=== Section Start ===

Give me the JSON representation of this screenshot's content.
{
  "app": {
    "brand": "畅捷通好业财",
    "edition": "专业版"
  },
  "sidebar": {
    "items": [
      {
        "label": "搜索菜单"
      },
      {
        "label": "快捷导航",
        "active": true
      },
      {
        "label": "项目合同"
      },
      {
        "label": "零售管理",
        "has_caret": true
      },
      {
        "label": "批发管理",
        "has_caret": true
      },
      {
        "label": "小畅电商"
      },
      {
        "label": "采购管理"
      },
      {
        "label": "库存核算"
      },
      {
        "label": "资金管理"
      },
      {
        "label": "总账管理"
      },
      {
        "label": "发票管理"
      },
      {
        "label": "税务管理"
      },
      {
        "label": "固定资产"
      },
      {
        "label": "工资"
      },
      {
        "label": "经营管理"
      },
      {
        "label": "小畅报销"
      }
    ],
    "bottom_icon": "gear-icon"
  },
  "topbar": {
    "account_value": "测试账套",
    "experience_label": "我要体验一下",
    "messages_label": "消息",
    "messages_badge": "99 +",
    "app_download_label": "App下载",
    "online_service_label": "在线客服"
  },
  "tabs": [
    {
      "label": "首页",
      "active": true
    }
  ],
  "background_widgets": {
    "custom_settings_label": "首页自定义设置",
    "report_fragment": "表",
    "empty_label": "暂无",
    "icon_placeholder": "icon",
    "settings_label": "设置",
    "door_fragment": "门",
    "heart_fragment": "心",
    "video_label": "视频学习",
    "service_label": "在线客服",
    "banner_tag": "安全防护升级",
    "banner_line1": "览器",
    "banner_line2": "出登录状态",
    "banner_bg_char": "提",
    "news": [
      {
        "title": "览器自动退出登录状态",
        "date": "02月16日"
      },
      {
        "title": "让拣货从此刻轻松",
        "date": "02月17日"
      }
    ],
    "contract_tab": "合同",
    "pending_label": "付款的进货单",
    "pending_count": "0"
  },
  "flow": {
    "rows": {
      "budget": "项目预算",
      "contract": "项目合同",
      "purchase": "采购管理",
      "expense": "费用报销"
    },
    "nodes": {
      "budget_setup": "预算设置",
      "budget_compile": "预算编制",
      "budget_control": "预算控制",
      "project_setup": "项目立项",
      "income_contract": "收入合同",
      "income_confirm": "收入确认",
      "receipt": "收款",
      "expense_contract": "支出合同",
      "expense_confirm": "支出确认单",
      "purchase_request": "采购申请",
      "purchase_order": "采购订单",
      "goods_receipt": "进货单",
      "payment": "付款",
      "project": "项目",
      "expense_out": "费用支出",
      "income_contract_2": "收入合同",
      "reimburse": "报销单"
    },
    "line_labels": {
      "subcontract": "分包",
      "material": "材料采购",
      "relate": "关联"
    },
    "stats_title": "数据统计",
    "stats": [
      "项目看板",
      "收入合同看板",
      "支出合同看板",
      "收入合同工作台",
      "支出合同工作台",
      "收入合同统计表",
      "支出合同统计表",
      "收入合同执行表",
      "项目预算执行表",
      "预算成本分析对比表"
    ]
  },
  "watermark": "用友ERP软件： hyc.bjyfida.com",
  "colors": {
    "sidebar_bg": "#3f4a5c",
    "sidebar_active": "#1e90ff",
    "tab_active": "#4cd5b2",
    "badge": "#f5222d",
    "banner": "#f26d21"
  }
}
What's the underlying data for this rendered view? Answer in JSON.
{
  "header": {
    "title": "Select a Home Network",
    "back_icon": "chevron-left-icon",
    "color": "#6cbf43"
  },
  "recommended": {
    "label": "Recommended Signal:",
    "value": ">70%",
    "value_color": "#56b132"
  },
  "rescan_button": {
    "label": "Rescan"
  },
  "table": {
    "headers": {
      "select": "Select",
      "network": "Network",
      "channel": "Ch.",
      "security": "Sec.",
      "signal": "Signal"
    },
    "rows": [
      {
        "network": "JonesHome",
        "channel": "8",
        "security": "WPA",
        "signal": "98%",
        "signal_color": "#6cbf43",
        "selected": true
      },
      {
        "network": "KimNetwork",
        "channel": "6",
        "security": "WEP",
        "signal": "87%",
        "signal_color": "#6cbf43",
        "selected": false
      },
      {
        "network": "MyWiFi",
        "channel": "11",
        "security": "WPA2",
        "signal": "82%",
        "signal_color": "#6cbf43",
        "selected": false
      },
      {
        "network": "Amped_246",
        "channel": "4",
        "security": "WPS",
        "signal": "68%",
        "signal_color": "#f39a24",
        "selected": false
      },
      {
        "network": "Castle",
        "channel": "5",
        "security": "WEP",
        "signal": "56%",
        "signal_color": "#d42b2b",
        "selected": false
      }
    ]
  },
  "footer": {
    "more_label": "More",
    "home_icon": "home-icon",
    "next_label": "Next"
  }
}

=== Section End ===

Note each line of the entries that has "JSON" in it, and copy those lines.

Give me the JSON representation of this screenshot's content.
What's the underlying data for this rendered view? Answer in JSON.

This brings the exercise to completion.